Spring has finally sprung in this corner of Scotland. It has been warm, summery weather for the past week or so – we even had a thunderstorm at the weekend – and almost overnight, hedgerows and trees have at last allowed their leaves to unfurl. Suddenly the landscape has become very green indeed. But as sure as sap rises, Maggie has been itching to get to a garden centre.
Maggie is passionate about gardening: she loves learning the Latin names of all the plants; she revels in getting her hands dirty in the soil; and she adores seeing the plants grow. Whenever I hear someone say “Earth Mother” a vision of my wife always springs to mind.
Maggie loves me dearly and as long as I don’t mention blogging or the Internet, then she’s happy to accept that our souls are so deeply entwined that they are becoming as one over the years. But despite the incredibly close connection we share she is utterly mystified and completely unable to completely grasp the fact that I have no interest in gardening whatsoever.
Oh of course I enjoy sitting in a garden with lots of plants and flowers – preferably colourful and fragrant while not setting off my hay-fever – but I cannot identify anything more exotic than a daffodil, and I certainly couldn’t tell you how many varieties there are. And with the possible exception of visiting Ikea, I can think of few things more boring and pointless than wandering around a bloody garden centre.
But because I have no interest in types of potting compost, or how to create a bamboo frame to grow sweet peas, I find myself panicking about the amount of money that can drain away quicker than nutrients in excessively sandy soil. It’s an unknown world to me and so induces a sense of unease.

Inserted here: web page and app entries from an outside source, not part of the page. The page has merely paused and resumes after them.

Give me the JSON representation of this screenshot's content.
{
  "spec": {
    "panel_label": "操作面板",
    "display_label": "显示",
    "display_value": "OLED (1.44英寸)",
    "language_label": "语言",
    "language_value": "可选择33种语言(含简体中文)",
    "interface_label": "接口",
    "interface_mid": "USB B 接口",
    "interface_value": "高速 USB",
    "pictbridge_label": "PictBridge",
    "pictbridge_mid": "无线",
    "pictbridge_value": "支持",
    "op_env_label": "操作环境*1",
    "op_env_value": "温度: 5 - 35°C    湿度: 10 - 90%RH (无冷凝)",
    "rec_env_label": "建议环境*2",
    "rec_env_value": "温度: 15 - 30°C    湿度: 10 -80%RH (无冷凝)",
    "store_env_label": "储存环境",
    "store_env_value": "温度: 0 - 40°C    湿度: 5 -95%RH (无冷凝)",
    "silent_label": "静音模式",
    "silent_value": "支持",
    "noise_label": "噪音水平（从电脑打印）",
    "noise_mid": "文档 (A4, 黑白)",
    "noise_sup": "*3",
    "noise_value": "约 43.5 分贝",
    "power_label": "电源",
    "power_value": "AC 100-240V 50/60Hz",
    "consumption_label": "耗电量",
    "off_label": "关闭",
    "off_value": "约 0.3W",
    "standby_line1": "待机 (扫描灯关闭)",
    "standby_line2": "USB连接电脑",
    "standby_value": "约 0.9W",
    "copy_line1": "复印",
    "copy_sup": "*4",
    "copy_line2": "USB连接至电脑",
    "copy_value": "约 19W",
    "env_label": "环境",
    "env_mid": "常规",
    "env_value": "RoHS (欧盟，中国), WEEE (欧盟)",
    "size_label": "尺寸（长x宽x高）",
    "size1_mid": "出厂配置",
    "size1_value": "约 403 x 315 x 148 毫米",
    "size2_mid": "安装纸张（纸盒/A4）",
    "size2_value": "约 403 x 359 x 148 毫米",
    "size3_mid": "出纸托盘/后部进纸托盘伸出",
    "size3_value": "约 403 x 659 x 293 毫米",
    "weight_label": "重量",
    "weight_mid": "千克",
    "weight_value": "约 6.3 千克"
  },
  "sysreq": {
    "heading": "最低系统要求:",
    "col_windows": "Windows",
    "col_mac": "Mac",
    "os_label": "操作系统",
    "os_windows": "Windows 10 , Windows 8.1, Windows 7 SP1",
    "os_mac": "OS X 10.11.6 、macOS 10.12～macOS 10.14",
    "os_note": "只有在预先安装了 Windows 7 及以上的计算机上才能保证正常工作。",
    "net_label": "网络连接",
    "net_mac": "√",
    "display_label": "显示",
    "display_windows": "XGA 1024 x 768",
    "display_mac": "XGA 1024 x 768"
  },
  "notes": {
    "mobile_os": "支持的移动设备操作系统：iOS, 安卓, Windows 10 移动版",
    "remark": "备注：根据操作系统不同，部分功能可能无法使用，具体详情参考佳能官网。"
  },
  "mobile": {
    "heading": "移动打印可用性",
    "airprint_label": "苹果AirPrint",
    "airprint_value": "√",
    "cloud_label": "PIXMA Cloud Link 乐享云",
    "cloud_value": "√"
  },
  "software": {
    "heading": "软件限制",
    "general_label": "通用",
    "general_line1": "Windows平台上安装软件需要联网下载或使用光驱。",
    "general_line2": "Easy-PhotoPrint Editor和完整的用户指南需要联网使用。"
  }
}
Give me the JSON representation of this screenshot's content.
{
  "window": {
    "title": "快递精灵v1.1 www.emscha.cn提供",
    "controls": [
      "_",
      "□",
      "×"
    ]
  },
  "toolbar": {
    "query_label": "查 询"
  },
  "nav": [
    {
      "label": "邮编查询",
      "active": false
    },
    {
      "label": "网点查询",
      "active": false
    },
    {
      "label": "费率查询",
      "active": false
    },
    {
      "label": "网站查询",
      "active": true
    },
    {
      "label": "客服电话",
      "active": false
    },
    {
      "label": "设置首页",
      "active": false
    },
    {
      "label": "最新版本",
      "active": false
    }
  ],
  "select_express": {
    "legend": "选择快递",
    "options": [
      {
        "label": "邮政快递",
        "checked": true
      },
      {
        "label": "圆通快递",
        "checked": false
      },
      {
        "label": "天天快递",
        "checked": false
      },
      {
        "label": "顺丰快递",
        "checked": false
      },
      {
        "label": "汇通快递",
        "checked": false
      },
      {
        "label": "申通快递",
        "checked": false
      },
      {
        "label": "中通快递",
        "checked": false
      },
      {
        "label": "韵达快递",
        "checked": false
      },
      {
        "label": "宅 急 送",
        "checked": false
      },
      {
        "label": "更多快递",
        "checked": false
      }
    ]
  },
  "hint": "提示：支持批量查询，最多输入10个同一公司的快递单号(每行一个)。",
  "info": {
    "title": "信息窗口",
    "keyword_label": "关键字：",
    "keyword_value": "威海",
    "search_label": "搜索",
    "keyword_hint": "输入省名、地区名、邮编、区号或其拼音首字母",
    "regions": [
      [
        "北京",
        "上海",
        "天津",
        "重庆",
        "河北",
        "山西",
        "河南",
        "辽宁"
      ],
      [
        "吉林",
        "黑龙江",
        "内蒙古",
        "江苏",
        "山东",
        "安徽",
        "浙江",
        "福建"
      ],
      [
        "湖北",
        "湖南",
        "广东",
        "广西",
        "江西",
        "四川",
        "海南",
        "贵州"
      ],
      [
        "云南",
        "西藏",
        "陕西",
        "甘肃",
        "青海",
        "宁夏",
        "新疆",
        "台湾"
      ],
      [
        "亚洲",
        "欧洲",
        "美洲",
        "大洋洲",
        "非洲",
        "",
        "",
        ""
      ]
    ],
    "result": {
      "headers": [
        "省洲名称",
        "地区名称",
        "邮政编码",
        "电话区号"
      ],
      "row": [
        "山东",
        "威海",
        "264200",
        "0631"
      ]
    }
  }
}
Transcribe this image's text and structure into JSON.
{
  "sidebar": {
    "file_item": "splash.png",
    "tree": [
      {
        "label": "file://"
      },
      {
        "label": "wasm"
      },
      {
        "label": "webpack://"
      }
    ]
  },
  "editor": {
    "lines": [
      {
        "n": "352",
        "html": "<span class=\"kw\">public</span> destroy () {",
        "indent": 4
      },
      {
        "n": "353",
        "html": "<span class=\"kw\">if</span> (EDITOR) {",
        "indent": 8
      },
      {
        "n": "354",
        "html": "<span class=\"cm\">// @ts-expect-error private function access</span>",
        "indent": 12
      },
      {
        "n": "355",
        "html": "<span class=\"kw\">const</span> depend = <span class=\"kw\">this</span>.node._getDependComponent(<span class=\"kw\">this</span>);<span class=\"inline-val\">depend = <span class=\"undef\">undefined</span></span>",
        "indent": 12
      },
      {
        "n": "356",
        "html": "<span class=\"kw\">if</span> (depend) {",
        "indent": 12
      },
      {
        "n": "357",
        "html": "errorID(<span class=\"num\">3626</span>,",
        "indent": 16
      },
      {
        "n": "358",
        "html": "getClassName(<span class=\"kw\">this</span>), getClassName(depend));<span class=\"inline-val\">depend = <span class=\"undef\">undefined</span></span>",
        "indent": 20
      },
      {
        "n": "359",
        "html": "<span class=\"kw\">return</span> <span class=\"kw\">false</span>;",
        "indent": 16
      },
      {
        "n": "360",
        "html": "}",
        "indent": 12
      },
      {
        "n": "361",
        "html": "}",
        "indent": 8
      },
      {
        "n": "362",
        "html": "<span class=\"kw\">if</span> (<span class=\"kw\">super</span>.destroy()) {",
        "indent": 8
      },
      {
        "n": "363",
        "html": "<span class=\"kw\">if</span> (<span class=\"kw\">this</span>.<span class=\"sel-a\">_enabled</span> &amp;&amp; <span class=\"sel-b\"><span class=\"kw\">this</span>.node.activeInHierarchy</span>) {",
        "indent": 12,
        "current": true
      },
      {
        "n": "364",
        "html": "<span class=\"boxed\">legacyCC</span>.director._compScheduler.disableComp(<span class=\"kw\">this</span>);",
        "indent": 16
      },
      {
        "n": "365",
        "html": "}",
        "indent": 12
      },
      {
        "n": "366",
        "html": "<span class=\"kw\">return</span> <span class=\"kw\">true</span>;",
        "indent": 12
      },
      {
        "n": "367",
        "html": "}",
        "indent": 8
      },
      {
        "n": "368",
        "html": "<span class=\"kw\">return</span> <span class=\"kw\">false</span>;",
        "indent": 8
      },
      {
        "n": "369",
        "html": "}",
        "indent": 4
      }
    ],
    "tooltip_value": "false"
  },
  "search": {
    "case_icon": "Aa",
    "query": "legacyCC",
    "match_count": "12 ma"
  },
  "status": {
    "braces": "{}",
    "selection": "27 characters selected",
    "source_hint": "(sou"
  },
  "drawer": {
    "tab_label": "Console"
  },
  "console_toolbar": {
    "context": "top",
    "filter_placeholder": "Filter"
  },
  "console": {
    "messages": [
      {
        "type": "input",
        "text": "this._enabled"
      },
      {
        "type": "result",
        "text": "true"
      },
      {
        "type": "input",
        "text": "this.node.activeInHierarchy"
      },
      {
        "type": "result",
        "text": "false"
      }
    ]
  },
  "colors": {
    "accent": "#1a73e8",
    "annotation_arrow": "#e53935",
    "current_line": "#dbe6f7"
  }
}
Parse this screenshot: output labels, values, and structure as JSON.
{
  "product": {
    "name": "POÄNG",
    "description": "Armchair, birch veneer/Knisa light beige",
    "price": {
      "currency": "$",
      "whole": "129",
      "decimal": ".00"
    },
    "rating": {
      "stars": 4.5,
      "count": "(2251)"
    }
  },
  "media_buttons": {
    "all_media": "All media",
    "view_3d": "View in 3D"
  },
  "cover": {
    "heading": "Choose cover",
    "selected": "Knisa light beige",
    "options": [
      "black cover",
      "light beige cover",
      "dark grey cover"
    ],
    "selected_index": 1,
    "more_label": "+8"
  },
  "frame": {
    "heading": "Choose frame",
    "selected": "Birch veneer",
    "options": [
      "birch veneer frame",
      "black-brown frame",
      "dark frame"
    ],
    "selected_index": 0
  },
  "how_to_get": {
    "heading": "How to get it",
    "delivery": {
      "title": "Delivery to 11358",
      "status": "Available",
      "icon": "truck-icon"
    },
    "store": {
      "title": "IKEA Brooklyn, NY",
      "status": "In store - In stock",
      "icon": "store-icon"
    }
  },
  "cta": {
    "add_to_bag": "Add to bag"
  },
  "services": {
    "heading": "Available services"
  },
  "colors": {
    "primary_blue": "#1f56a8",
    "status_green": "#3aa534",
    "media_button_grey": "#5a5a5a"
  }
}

Unfortunately this results in me becoming a grumpy husband who mutters things like “limited financial resources…”, “not enough space in the car…” or “unwarranted strain on the rear axle…” while what I really want to say is “here’s the credit card – buy what you want and I’ll arrange for a haulage company to get it back home ready for you to play with.” I want to indulge her; I want to let her dive head first into prime, organic, peat-free compost and damn the consequences. Instead I start rifling through bank statements and asking if the phone bill’s been paid yet.
So today our friend Liz is accompanying Maggie round the garden centre. She needs a few things for herself but I suspect her primary role is that of moral support for my wife against the sour faced man she's married to. Meanwhile I’m sitting in the car writing the first draft of this blog entry with a pen on a wee notepad I found in the glove box.
It’s a long time since I last used a pen for anything more than signing cheques or completing Sudoku puzzles so my handwriting really has degenerated. I just hope that I’ll be able to (argh! What’s that scribble? Looks like it starts with a d… is that a ph in the middle? Aha! “Decipher” That’s it!) decipher it all later.
Oh wait – there goes the phone – looks like I’m needed to go in and help lift a couple of 56 litre bags of potting compost onto the trolley and wheel it to the checkout, credit card at the ready...